This phenomenon means that insurers and compensators must be alive to these cases and have in mind two key issues when reviewing such claims:
- Has the claimant instructed solicitors to pursue a claim or are the solicitors acting without instructions, hoping to secure a ‘pre-med’ offer; or
- If the claimant is providing firm instructions, can the claimant prove on the balance of probabilities that they sustained an injury?
The prevalence of cold calls and text messages and the huge trade in claims data, combined with heavy TV and radio advertising, means that everyone is aware of how to pursue a claim, but often, it is the claim that pursues them. Frequently, a claimant will be contacted about a sum of money which has been set aside for them and is waiting to be claimed. Of course, a positive response by a would-be claimant is not the same as confirming an intention to actively pursue a claim for personal injury to trial.
Also, individuals who have responded positively to a cold call or a text will frequently get cold feet when they realise that, in fact, this might not be easy money after all. Some claimants will get cold feet through pressure in the litigation process; others will fall away even before a CNF is submitted.
Tackling late notified claims (LNC)
By the very nature of a LNC, a claimant will not have actively pursued the claim themselves and like their solicitors, will be anticipating an early offer of settlement. However, when an unmotivated claimant realises that the process is not as easy as it first sounded, they are more likely to abandon their claim, especially when the promised money seems illusory. A lengthy claim process and rigorous cross examination will not have been part of the ‘sell’ to the claimant and, faced with such obstacles, a claim is far more likely to be withdrawn. This process means that such claims have a much longer lifecycle and involve extra work for the claimants’ solicitor, therefore having a detrimental impact of profitability within the new fixed recoverable costs regime.
By focusing on the evidence of each claim, it is possible to build up a backdrop against which the claimant will find it increasingly difficult to satisfy the court on the balance of probabilities that an injury was sustained. Whilst a claimant may seek to impress the court with their oral evidence, this needs to be tested against the objective documentary evidence available and will often be the key starting point in determining the issues. The comments of LJ Moore-Brick in Goodman v Faber Prest Steel 2013 EWCA Civ 153 provides strong authority for such a proposition:

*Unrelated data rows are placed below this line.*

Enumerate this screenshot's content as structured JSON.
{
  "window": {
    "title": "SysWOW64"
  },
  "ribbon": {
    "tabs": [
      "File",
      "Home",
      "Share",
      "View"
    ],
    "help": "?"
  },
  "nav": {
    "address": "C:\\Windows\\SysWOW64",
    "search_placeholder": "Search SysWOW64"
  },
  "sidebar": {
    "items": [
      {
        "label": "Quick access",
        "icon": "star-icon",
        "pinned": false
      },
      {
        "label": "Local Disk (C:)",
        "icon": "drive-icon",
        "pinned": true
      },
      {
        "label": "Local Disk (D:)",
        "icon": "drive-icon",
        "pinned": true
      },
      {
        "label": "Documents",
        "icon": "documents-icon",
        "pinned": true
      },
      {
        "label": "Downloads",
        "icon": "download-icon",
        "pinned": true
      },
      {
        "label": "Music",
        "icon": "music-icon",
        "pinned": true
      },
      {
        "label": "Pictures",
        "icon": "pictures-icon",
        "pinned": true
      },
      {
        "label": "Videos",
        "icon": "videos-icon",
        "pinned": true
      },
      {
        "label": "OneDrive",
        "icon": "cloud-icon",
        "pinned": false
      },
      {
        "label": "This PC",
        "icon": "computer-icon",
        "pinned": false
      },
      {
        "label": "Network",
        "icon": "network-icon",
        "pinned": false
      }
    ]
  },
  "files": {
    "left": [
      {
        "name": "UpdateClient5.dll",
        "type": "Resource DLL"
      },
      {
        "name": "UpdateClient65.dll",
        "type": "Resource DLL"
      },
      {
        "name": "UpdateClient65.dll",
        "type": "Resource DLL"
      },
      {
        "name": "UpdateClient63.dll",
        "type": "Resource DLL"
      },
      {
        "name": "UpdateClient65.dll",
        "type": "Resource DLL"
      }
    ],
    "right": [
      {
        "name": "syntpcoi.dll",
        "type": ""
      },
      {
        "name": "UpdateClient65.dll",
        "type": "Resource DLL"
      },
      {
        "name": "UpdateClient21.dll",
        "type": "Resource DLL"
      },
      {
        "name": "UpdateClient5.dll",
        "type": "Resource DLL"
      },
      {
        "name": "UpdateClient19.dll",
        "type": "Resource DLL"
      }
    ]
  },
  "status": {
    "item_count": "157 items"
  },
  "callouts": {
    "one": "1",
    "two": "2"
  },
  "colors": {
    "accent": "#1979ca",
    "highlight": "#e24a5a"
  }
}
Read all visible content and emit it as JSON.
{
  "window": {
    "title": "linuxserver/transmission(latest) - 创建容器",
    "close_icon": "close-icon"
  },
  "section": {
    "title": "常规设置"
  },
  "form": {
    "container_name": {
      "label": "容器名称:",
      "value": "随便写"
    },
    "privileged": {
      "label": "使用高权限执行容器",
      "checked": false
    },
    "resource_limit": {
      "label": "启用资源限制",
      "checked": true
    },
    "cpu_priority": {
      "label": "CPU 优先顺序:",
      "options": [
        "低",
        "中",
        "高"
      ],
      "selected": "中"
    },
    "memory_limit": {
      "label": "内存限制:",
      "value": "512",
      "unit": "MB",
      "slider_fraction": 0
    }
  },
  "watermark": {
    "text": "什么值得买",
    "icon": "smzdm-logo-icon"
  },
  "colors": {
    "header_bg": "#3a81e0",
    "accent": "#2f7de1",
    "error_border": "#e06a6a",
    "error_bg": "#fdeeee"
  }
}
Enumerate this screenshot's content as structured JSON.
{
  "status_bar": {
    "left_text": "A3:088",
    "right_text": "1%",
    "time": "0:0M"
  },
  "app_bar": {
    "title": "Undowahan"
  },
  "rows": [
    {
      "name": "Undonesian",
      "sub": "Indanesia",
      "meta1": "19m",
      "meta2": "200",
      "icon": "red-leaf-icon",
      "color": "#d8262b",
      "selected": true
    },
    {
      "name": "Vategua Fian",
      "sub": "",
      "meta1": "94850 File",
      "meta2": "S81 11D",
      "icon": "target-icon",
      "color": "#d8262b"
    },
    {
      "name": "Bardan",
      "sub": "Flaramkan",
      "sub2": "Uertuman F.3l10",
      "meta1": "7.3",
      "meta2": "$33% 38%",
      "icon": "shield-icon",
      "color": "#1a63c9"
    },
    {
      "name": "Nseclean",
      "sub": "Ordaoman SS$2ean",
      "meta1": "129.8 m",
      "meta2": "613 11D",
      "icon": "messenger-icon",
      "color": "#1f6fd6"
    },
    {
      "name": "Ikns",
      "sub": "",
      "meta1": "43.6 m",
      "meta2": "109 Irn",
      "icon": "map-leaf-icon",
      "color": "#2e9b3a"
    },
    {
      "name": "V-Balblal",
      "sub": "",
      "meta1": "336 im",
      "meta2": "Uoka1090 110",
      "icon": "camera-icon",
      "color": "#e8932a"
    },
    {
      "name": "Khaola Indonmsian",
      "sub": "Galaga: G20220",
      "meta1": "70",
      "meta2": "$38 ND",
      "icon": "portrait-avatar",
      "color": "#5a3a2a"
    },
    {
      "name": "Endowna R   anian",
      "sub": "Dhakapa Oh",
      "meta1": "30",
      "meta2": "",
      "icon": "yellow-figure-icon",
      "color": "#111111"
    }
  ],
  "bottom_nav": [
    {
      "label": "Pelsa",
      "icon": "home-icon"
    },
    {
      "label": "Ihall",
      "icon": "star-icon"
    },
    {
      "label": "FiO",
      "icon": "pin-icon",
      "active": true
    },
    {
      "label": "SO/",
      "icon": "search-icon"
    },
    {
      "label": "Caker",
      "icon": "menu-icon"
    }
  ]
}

“..it is generally acknowledged that it is difficult even for experienced judges to decide by reference to the witness's demeanour whether his evidence is reliable. Memory often plays tricks and even a confident witness who honestly believes in the accuracy of his recollection may be mistaken. That is why in such cases the court looks to other evidence to see to what extent it supports or undermines what the witness says and for that purpose contemporary documents often provide a valuable guide to the truth.”
In determining the claimant’s ability to prove their injury claims, it is the paper trail which is of importance, although other questions such as the extent of prognosis (the more extensive the injury the harder it is to explain the delay), consistency and credibility also remain important factors.
Why go to this effort? Well, there is a crucial long-term benefit. By robustly applying a tried and tested LNC strategy, claimant solicitor behaviours will be altered and the appetite for pursuing a claim without a claimant on board will be considerably reduced. And so in time, whilst we are unlikely to see wholesale changes in the way cases are farmed, we may curb some of the more errant behaviours and abuses in play at present.